Directions: Omit the pictures, please, and give each record below again exactly.

Interface dataset entries:
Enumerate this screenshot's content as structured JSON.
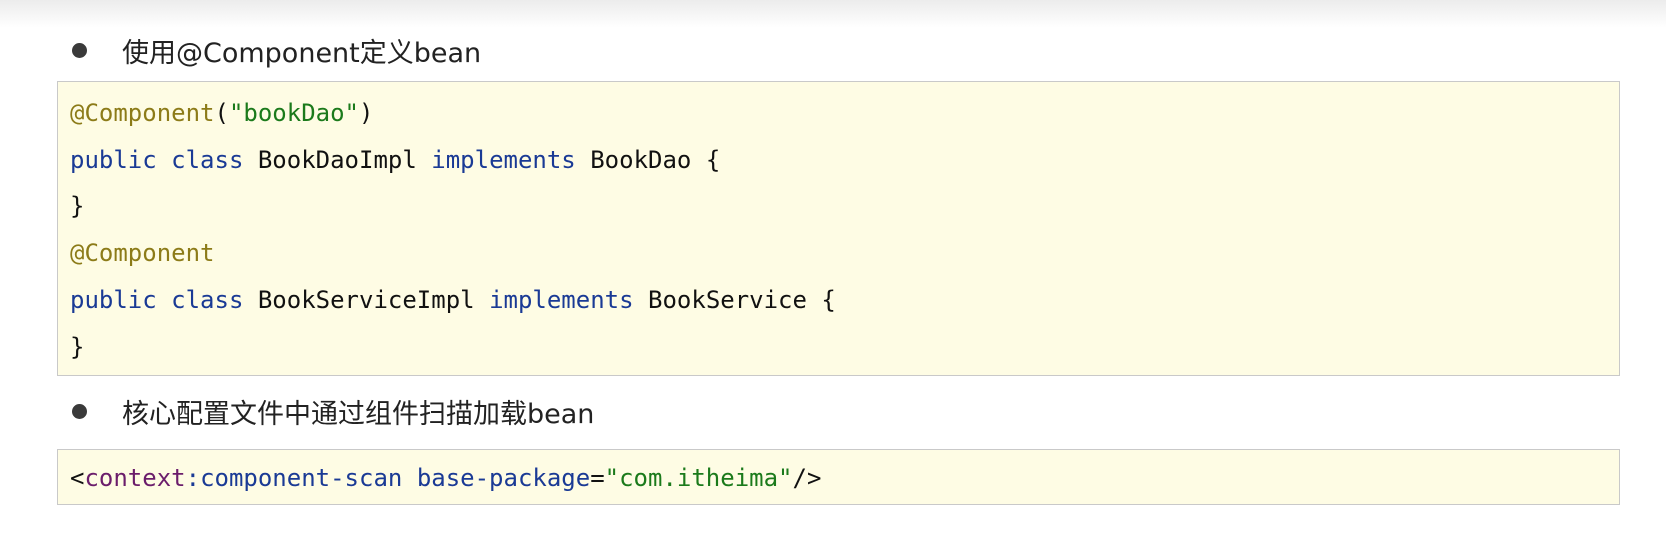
{
  "bullets": [
    {
      "text": "使用@Component定义bean"
    },
    {
      "text": "核心配置文件中通过组件扫描加载bean"
    }
  ],
  "code_block_1": {
    "line1": {
      "annotation": "@Component",
      "open_paren": "(",
      "string": "\"bookDao\"",
      "close_paren": ")"
    },
    "line2": {
      "kw1": "public",
      "kw2": "class",
      "name": "BookDaoImpl",
      "kw3": "implements",
      "iface": "BookDao",
      "brace": "{"
    },
    "line3": {
      "brace": "}"
    },
    "line4": {
      "annotation": "@Component"
    },
    "line5": {
      "kw1": "public",
      "kw2": "class",
      "name": "BookServiceImpl",
      "kw3": "implements",
      "iface": "BookService",
      "brace": "{"
    },
    "line6": {
      "brace": "}"
    }
  },
  "code_block_2": {
    "line1": {
      "lt": "<",
      "prefix": "context",
      "colon": ":",
      "element": "component-scan",
      "attr": "base-package",
      "eq": "=",
      "value": "\"com.itheima\"",
      "end": "/>"
    }
  },
  "colors": {
    "code_background": "#fefce4",
    "annotation": "#8c7b18",
    "string": "#1b7a1b",
    "keyword": "#1a3a95",
    "xml_prefix": "#6b1d6b"
  }
}
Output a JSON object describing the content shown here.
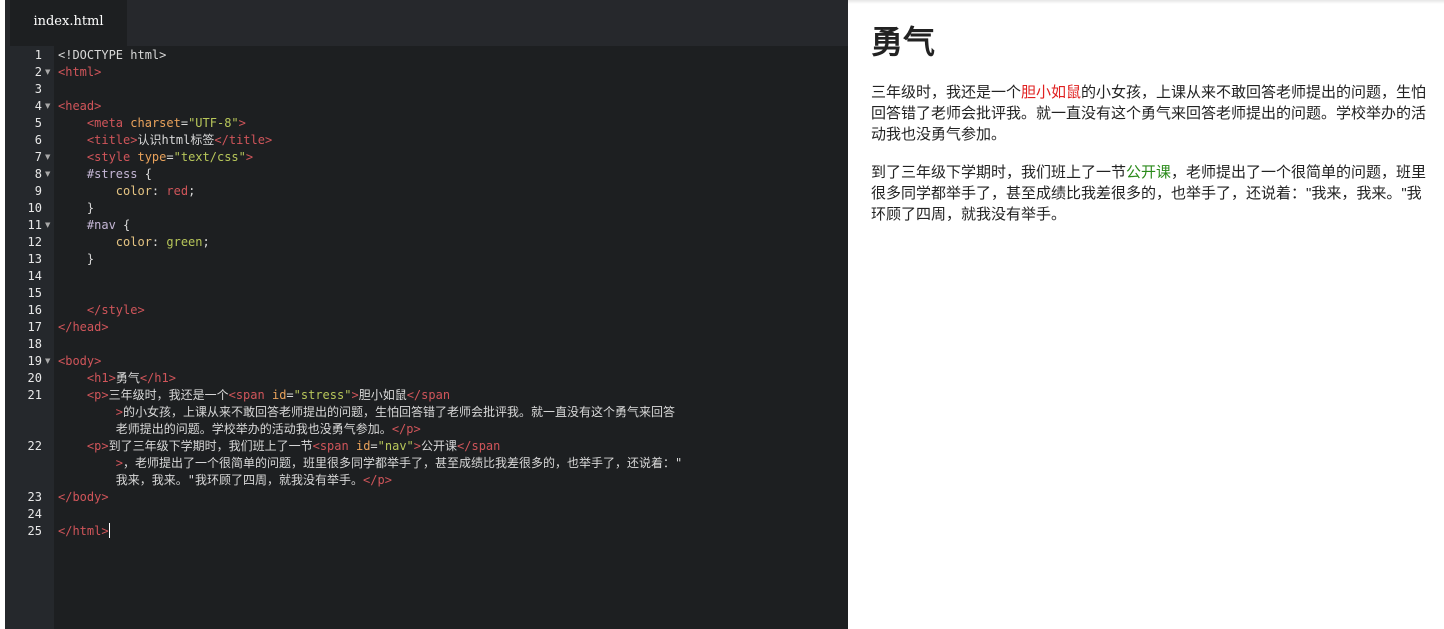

Your response:
Enumerate this screenshot's content as structured JSON.
{
  "bullets": [
    {
      "text": "使用@Component定义bean"
    },
    {
      "text": "核心配置文件中通过组件扫描加载bean"
    }
  ],
  "code_block_1": {
    "line1": {
      "annotation": "@Component",
      "open_paren": "(",
      "string": "\"bookDao\"",
      "close_paren": ")"
    },
    "line2": {
      "kw1": "public",
      "kw2": "class",
      "name": "BookDaoImpl",
      "kw3": "implements",
      "iface": "BookDao",
      "brace": "{"
    },
    "line3": {
      "brace": "}"
    },
    "line4": {
      "annotation": "@Component"
    },
    "line5": {
      "kw1": "public",
      "kw2": "class",
      "name": "BookServiceImpl",
      "kw3": "implements",
      "iface": "BookService",
      "brace": "{"
    },
    "line6": {
      "brace": "}"
    }
  },
  "code_block_2": {
    "line1": {
      "lt": "<",
      "prefix": "context",
      "colon": ":",
      "element": "component-scan",
      "attr": "base-package",
      "eq": "=",
      "value": "\"com.itheima\"",
      "end": "/>"
    }
  },
  "colors": {
    "code_background": "#fefce4",
    "annotation": "#8c7b18",
    "string": "#1b7a1b",
    "keyword": "#1a3a95",
    "xml_prefix": "#6b1d6b"
  }
}
Output a JSON object describing the content shown here.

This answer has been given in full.